→ **WORK ITEM**: Before you return the entries below, strip out the pictures and keep all else exact.

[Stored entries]

********

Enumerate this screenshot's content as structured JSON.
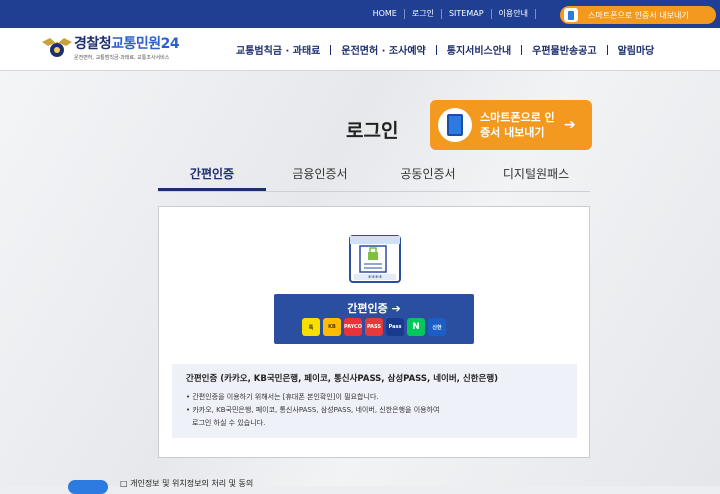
{
  "top_links": [
    "HOME",
    "로그인",
    "SITEMAP",
    "이용안내"
  ],
  "top_red_link": "",
  "smart_pill": "스마트폰으로 인증서 내보내기",
  "logo": {
    "main_a": "경찰청",
    "main_b": "교통민원24",
    "sub": "운전면허, 교통범칙금·과태료, 교통조사서비스"
  },
  "main_nav": [
    "교통범칙금 · 과태료",
    "운전면허 · 조사예약",
    "통지서비스안내",
    "우편물반송공고",
    "알림마당"
  ],
  "page_title": "로그인",
  "send_banner": {
    "text": "스마트폰으로 인증서 내보내기",
    "arrow": "➔"
  },
  "tabs": [
    "간편인증",
    "금융인증서",
    "공동인증서",
    "디지털원패스"
  ],
  "active_tab": "간편인증",
  "easy_button": {
    "label": "간편인증 ➔"
  },
  "providers": [
    {
      "name": "kakao",
      "label": "톡",
      "color": "#f7e000"
    },
    {
      "name": "kb",
      "label": "KB",
      "color": "#ffbc00"
    },
    {
      "name": "payco",
      "label": "PAYCO",
      "color": "#e8333a"
    },
    {
      "name": "pass",
      "label": "PASS",
      "color": "#e63a3a"
    },
    {
      "name": "samsung-pass",
      "label": "Pass",
      "color": "#1a3a8f"
    },
    {
      "name": "naver",
      "label": "N",
      "color": "#03c75a"
    },
    {
      "name": "shinhan",
      "label": "신한",
      "color": "#1b5ec6"
    }
  ],
  "info": {
    "head": "간편인증 (카카오, KB국민은행, 페이코, 통신사PASS, 삼성PASS, 네이버, 신한은행)",
    "line1": "• 간편인증을 이용하기 위해서는 [휴대폰 본인확인]이 필요합니다.",
    "line2": "• 카카오, KB국민은행, 페이코, 통신사PASS, 삼성PASS, 네이버, 신한은행을 이용하여",
    "line3": "로그인 하실 수 있습니다."
  },
  "bottom_text": "□ 개인정보 및 위치정보의 처리 및 동의"
}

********

→ **EXPECTED OUTPUT**:
Enumerate this screenshot's content as structured JSON.
{
  "top_links": [
    "HOME",
    "로그인",
    "SITEMAP",
    "이용안내"
  ],
  "top_red_link": "",
  "smart_pill": "스마트폰으로 인증서 내보내기",
  "logo": {
    "main_a": "경찰청",
    "main_b": "교통민원24",
    "sub": "운전면허, 교통범칙금·과태료, 교통조사서비스"
  },
  "main_nav": [
    "교통범칙금 · 과태료",
    "운전면허 · 조사예약",
    "통지서비스안내",
    "우편물반송공고",
    "알림마당"
  ],
  "page_title": "로그인",
  "send_banner": {
    "text": "스마트폰으로 인증서 내보내기",
    "arrow": "➔"
  },
  "tabs": [
    "간편인증",
    "금융인증서",
    "공동인증서",
    "디지털원패스"
  ],
  "active_tab": "간편인증",
  "easy_button": {
    "label": "간편인증 ➔"
  },
  "providers": [
    {
      "name": "kakao",
      "label": "톡",
      "color": "#f7e000"
    },
    {
      "name": "kb",
      "label": "KB",
      "color": "#ffbc00"
    },
    {
      "name": "payco",
      "label": "PAYCO",
      "color": "#e8333a"
    },
    {
      "name": "pass",
      "label": "PASS",
      "color": "#e63a3a"
    },
    {
      "name": "samsung-pass",
      "label": "Pass",
      "color": "#1a3a8f"
    },
    {
      "name": "naver",
      "label": "N",
      "color": "#03c75a"
    },
    {
      "name": "shinhan",
      "label": "신한",
      "color": "#1b5ec6"
    }
  ],
  "info": {
    "head": "간편인증 (카카오, KB국민은행, 페이코, 통신사PASS, 삼성PASS, 네이버, 신한은행)",
    "line1": "• 간편인증을 이용하기 위해서는 [휴대폰 본인확인]이 필요합니다.",
    "line2": "• 카카오, KB국민은행, 페이코, 통신사PASS, 삼성PASS, 네이버, 신한은행을 이용하여",
    "line3": "로그인 하실 수 있습니다."
  },
  "bottom_text": "□ 개인정보 및 위치정보의 처리 및 동의"
}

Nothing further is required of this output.